Rings of Power theory: Halbrand's identity is more obvious than you think
Is Halbrand's fate a heart-wrenching one? This Rings of Power theory sees a sad destiny for the supposed Southlands king.
Ever since Charlie Vickers’ mysterious The Lord of the Rings: The Rings of Power character Halbrand rescued Galadriel on his decrepit raft, fans have been wondering what the rugged man’s motives really are.
Halbrand may be one of the show’s most important characters. While some fans have speculated that he’s secretly a noteworthy character straight from Tolkien canon — Sauron, perhaps, or the less popular King of the Dead — others are convinced that Halbrand is an original character only in name, one who may someday transform into a well-known figure in Middle-earth.
A new fan theory posits that Halbrand is not only exactly who he claims to be (the lost-and-found King of the Southlands), but also an unnamed character from the Lord of the Rings trilogy destined for tragedy.
Halbrand, the Ring-bearer
Part of The Rings of Power’s purpose is to establish the how and why of the creation of the 19 Rings of Power, as well as who wound up bearing these rings and their powerful burden.
The 19 Rings were forged in Eregion by the elf Celebrimbor (Charles Edwards). They were supposedly locked away, but all were captured by Sauron. Nine were given to the great lords and warriors of Men, while three were given to the Elves, and seven to the Dwarves.
All of the Ring-bearing groups have been represented in the Amazon spinoff, Reddit user TheMediocreCritic suggested on r/FanTheories, except for one: Men. Or have they?
We’ve already met the Elves, who want to preserve the presence of their race on Middle-earth, and the Dwarves, who want to gain more mithril and gems to build their treasure hoards and underground empire. The theory claims that Halbrand is the representative of Men. He is who he appears to be, a King of Middle-earth destined to be gifted a Ring and, eventually, corrupted by it.

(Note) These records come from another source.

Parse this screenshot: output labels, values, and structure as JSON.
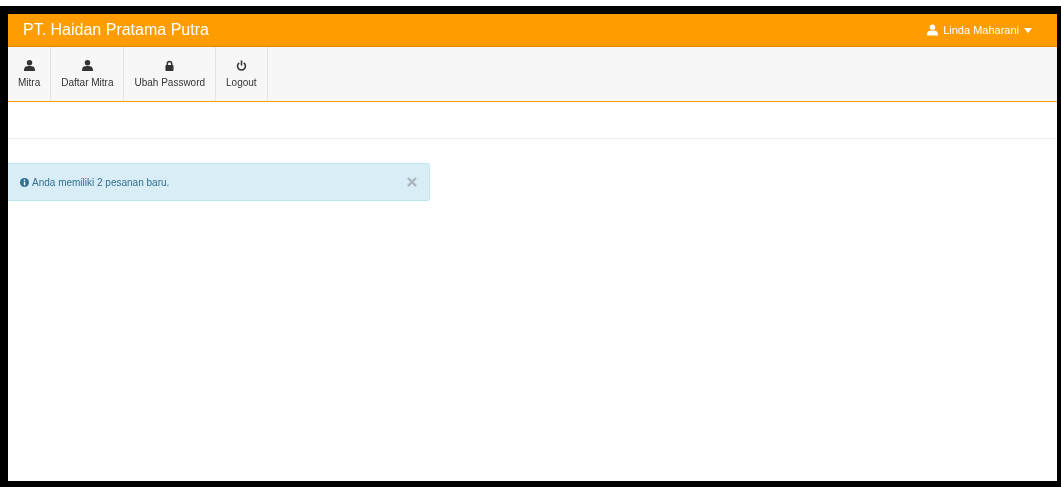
{
  "header": {
    "brand": "PT. Haidan Pratama Putra",
    "user": "Linda Maharani"
  },
  "toolbar": [
    {
      "label": "Mitra"
    },
    {
      "label": "Daftar Mitra"
    },
    {
      "label": "Ubah Password"
    },
    {
      "label": "Logout"
    }
  ],
  "alert": {
    "message": "Anda memiliki 2 pesanan baru."
  }
}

Halbrand, the Nazgûl
Amazon’s take on Tolkien’s world does employ certain creative liberties — primarily to hop over the hurdles of licensing issues — but it still retains connections to the Lord of the Rings and Hobbit trilogies. As such, The Rings of Power is attempting to establish continuity while expanding Tolkien’s universe, constructing or expanding characters, locations, and artifacts from narrative building blocks that already exist.
The prequel series is following Ring-bearing characters from each race that Sauron deceives, several of whom have been named in previous Tolkien works: Elrond (Robert Aramayo), Galadriel (Morfydd Clark), and both Durins (Peter Mullan, Owain Arthur). Halbrand, per the theory, offers the perspective of the Kings of Men.
If this is true, then Rings of Power won’t end well for Halbrand. Sauron manipulates the Nine Kings by giving them rings that they use to accumulate wealth, knowledge, and prestige. As time passes, the rings engulf their bearers with greed and darkness. Thus, the Ring-bearing men became Ringwraiths (more commonly referred to as the Nazgûl), servants who became chained to the will of Sauron.
Only two of the Nine were ever named: the Witch-king of Angmar, and Khamûl the Easterling. Could Halbrand be one of the unnamed Nazgûl?
The Inverse Analysis— While some previous fan theories about Halbrand have been entertaining, Halbrand is a more likely contender for Ring-bearer than secret Sauron. Halbrand serves as both a stand-in for Aragorn (Viggo Mortensen) and an anti-Aragorn persona, so subverting the character’s story by turning him into one of the Nazgûl could be a compelling way to show how far the mighty fell when gifted the Rings of Power.
Halbrand’s descent would be a particularly chilling one for viewers, as we now know him as a chivalrous king who befriended Galadriel and earned her trust against all odds. Watching the alleged messianic ruler of the Southlands and one of Galadriel’s only friends become lost would be a heart-wrenching story.